Activists often say to stop burning fossil fuels now because we will run out soon anyway. In fact, we are only starting to tap into such fuel resources. From the Scientific American blog (here):
The Age of Cheap Oil and Natural Gas Is Just Beginning
We believe the period of excessively high oil prices has come to an end. The international spread of two revolutions will assure much ampler oil supplies, and will deliver prices far below the highs that reigned between the end of 2010 and mid-2014.
Beginning less than a decade ago, the shale revolution – a result of technological breakthroughs in horizontal drilling and fracking – has turned the long run declining oil production trends in the US into rises of 88% from 2008 to 2015. Despite current low prices and the damage done to profits, an exceedingly high rate of productivity improvements in this relatively new industry promises to strengthen the competitiveness of shale output even further.
A series of environmental problems related to shale exploitation have been identified, most of which are likely to be successfully handled as the infant, “wild west” industry matures and as environmental regulation is introduced and sharpened.
Geologically, the US does not stand out in terms of shale resources. A very incomplete global mapping suggests a US shale oil share of no more than 17% of a huge geological wealth, widely geographically spread. Given the mainly non-proprietary shale technology and the many advantages accruing to the producing nations, it is inevitable that the revolution will spread beyond the US.
We have assessed the prospects of non-US shale oil output in 2035, positing that the rest of the world will by then exploit its shale resources as successfully as the US has done in the revolution’s first ten years. This would yield rest of world output of 20 million barrels per day in 2035, which is similar to the global rise of all oil production in the preceding 20 years – a stunning increase with far-reaching implications in many fields.
Another related revolution is beginning to see the light of the day, but news about it has barely reached the media. It is being gradually realized that advancements in horizontal drilling and fracking, technologies normally associated with shale, can also be applied to fuller extraction from conventional, but old and tired, oil fields.
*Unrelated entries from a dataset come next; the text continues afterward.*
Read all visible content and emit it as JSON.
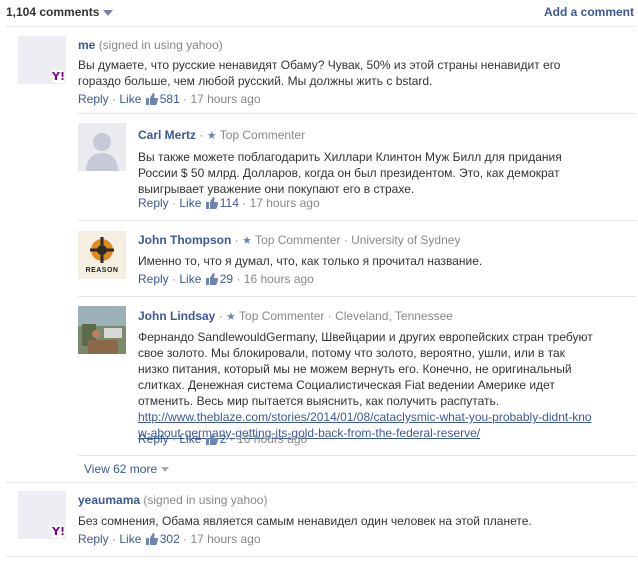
{
  "header": {
    "comment_count": "1,104 comments",
    "add_comment": "Add a comment"
  },
  "comments": [
    {
      "name": "me",
      "signed": "(signed in using yahoo)",
      "text": "Вы думаете, что русские ненавидят Обаму? Чувак, 50% из этой страны ненавидит его гораздо больше, чем любой русский. Мы должны жить с bstard.",
      "reply": "Reply",
      "like": "Like",
      "likes": "581",
      "time": "17 hours ago"
    },
    {
      "name": "Carl Mertz",
      "badge": "Top Commenter",
      "text": "Вы также можете поблагодарить Хиллари Клинтон Муж Билл для придания России $ 50 млрд. Долларов, когда он был президентом. Это, как демократ выигрывает уважение они покупают его в страхе.",
      "reply": "Reply",
      "like": "Like",
      "likes": "114",
      "time": "17 hours ago"
    },
    {
      "name": "John Thompson",
      "badge": "Top Commenter",
      "location": "University of Sydney",
      "avatar_text": "REASON",
      "text": "Именно то, что я думал, что, как только я прочитал название.",
      "reply": "Reply",
      "like": "Like",
      "likes": "29",
      "time": "16 hours ago"
    },
    {
      "name": "John Lindsay",
      "badge": "Top Commenter",
      "location": "Cleveland, Tennessee",
      "text": "Фернандо SandlewouldGermany, Швейцарии и других европейских стран требуют свое золото. Мы блокировали, потому что золото, вероятно, ушли, или в так низко питания, который мы не можем вернуть его. Конечно, не оригинальный слитках. Денежная система Социалистическая Fiat ведении Америке идет отменить. Весь мир пытается выяснить, как получить распутать.",
      "link": "http://www.theblaze.com/stories/2014/01/08/cataclysmic-what-you-probably-didnt-know-about-germany-getting-its-gold-back-from-the-federal-reserve/",
      "reply": "Reply",
      "like": "Like",
      "likes": "2",
      "time": "16 hours ago"
    },
    {
      "name": "yeaumama",
      "signed": "(signed in using yahoo)",
      "text": "Без сомнения, Обама является самым ненавидел один человек на этой планете.",
      "reply": "Reply",
      "like": "Like",
      "likes": "302",
      "time": "17 hours ago"
    }
  ],
  "view_more": "View 62 more",
  "yahoo_badge": "Y!",
  "colors": {
    "link": "#3b5998",
    "meta": "#888888",
    "separator": "#e5e5e5",
    "yahoo": "#7b0099"
  }
}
If the rest of the world applies these techniques to conventional oil, as the US has done in recent years, this would yield a further addition of conventional oil amounting to 20 million barrels per day by 2035.
By Marian Radetzki, Roberto F. Aguilera on May 3, 2016
“The views expressed are those of the author(s) and are not necessarily those of Scientific American” (Anyone surprised? At least they allowed publication)
Dr. David Deming provides the historical context (here)
Peak Oil is the theory that the production history of petroleum follows a symmetrical bell-shaped curve. Once the curve peaks, decline is inevitable. The theory is commonly invoked to justify the development of alternative energy sources that are allegedly renewable and sustainable.
It’s time to consign Peak Oil theory to the dust bin of history. The flaw of the theory is that it assumes the amount of a resource is a static number determined solely by geological factors. But the size of an exploitable resource also depends upon price and technology. These factors are difficult to predict.
The U.S. oil industry began in 1859 when Edwin Drake hired blacksmith Billy Smith to drill a 69-foot-deep well. Subsequent technological advances have opened up resources beyond the limits of our ancestors’ imaginations. We can drill offshore in water up to 8,000 feet deep. We have enhanced recovery techniques, horizontal drilling and four-dimensional seismic imaging. Oklahoma oilman Harold Hamm is turning North Dakota into Saudi Arabia by using hydraulic fracturing technology. U.S. oil production has reversed its 40-year decline. By the year 2020, it is anticipated that the U.S. will be the world’s top oil producer.
Share of Fuels in the Global Energy Mix Across Modern History
Nine years ago, I predicted that the age of petroleum has only just begun. I was right. The Peak Oil theorists, the malthusians and the environmentalists were all wrong. They’ve been proven wrong, over and over again, for decades. A tabulation of every failed prediction of resource exhaustion would fill a library.
Sustainability is a chimera. No energy source has been, or ever will be, sustainable. In the 11th century, Europeans anticipated the industrial revolution by transforming their society from dependence on human and animal power to water power. In the 18th century, water power was superseded by steam engines fired by burning wood. Coal replaced wood, and oil and gas have now largely supplanted coal. In the far distant future we’ll probably use some type of nuclear power. But for at least the next hundred years, oil will remain our primary energy source because it’s abundant, inexpensive and reliable.
Petroleum is the lifeblood of our industrial economy. The U.S. economy will remain stagnant and depressed until we begin to aggressively develop our native energy resources. As Hamm has said, “We can do this.” What’s stopping us isn’t geology. What’s stopping us is ignorance and bad public policy.
Deming is a geologist with a Ph.D in geophysics and an associate professor of arts and sciences at the University of Oklahoma.